| Records provided |
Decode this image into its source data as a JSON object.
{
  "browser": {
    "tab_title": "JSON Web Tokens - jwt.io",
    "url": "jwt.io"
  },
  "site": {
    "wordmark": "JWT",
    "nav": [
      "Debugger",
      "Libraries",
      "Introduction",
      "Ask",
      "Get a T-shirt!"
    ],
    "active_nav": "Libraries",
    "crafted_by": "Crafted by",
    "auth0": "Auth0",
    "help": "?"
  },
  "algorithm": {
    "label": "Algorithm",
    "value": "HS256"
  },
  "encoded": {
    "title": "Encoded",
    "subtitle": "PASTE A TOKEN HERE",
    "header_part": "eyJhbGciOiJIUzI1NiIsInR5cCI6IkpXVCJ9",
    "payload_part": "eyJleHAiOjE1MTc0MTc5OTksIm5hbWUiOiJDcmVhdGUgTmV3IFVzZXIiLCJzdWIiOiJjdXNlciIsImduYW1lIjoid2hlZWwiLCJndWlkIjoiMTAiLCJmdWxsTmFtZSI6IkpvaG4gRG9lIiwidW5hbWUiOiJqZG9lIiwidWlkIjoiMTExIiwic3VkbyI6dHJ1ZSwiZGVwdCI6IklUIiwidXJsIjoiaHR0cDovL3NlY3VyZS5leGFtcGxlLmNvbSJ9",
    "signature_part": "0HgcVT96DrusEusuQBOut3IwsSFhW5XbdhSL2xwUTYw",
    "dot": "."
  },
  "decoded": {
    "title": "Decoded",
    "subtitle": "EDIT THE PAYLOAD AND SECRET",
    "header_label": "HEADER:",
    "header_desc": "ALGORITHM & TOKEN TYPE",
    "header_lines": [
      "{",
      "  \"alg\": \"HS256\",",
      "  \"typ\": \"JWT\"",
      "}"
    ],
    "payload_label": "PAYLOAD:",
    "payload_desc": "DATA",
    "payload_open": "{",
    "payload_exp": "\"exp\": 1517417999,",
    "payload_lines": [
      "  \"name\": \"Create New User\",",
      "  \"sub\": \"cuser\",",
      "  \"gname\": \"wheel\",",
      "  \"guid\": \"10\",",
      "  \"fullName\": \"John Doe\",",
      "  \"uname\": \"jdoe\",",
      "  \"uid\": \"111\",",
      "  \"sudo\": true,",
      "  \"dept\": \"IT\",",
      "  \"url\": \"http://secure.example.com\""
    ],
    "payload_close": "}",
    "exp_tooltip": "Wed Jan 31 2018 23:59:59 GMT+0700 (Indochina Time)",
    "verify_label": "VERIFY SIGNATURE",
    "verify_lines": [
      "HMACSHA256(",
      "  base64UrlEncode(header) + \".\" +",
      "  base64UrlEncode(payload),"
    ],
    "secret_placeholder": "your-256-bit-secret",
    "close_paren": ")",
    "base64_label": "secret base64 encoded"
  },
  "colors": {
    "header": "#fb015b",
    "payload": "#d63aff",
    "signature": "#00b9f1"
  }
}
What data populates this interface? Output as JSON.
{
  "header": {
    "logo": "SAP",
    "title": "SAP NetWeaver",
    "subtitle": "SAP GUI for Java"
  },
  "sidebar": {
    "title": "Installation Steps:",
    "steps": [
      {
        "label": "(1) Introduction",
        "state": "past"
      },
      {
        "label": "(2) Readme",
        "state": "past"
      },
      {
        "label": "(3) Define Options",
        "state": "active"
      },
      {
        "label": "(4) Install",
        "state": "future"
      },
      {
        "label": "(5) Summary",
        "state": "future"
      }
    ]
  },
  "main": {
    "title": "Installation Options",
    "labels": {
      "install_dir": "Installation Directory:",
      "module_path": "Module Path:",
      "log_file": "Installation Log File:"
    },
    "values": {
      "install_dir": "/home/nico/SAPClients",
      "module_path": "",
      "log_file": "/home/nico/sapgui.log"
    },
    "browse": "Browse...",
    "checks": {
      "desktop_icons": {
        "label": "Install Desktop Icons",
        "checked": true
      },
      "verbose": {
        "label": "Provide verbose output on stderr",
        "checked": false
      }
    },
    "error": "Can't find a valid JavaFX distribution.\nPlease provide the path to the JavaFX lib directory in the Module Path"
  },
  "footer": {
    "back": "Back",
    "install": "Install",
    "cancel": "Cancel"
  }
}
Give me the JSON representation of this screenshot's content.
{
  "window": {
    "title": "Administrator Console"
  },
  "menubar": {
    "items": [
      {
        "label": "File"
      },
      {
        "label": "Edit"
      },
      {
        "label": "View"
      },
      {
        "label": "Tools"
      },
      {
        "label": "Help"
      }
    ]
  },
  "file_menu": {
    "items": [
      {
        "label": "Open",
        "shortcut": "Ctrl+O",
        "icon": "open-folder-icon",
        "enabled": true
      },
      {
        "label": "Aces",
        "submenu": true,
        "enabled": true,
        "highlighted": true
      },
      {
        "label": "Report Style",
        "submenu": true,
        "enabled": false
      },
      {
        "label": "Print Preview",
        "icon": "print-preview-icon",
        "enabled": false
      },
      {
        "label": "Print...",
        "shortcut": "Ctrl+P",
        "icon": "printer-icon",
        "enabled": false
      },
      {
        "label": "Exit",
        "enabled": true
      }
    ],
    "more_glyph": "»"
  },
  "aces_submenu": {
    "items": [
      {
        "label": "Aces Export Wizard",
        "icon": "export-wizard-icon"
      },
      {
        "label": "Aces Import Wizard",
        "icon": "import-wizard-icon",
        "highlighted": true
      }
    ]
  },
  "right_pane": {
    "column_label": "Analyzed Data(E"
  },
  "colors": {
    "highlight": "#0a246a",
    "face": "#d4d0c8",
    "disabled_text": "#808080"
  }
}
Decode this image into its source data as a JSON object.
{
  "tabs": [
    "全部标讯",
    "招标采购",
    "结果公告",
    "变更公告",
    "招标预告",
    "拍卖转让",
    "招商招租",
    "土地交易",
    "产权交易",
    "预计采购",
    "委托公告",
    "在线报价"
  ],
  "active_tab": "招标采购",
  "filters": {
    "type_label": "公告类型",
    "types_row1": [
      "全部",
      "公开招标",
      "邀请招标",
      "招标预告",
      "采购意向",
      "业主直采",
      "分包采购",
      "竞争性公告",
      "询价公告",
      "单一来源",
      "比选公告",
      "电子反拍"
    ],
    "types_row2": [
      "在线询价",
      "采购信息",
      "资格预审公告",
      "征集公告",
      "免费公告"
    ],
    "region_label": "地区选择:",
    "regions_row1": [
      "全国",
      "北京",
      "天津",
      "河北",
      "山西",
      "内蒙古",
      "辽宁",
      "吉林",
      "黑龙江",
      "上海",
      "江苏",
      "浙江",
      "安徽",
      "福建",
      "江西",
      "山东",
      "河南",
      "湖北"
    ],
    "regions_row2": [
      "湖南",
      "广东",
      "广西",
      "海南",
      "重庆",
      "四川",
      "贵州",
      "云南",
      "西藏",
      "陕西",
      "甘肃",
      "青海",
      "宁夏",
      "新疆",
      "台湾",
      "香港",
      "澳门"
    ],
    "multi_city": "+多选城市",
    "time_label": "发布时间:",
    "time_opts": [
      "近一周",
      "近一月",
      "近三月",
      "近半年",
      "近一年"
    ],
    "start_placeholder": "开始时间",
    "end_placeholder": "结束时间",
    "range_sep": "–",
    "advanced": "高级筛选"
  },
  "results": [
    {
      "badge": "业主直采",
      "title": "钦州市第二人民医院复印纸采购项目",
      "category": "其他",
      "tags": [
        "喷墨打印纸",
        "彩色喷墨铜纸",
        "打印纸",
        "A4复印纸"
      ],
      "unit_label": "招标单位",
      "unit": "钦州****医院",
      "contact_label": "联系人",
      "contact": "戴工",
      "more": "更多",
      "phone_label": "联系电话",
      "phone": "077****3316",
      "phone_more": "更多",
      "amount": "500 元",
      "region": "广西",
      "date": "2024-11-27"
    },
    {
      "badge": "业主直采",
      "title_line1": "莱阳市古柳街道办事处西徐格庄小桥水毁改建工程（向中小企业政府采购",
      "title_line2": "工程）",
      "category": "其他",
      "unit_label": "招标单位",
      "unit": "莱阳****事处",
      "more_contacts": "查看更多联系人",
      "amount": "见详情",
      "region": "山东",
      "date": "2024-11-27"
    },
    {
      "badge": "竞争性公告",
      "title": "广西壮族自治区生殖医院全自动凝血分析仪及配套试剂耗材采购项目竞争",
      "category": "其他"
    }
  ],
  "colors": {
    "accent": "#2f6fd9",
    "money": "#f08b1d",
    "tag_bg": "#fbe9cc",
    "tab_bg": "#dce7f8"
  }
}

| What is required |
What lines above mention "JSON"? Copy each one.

| Solution to the exercise |
Decode this image into its source data as a JSON object.
    "tab_title": "JSON Web Tokens - jwt.io",
What data populates this interface? Output as JSON.
Give me the JSON representation of this screenshot's content.
Decode this image into its source data as a JSON object.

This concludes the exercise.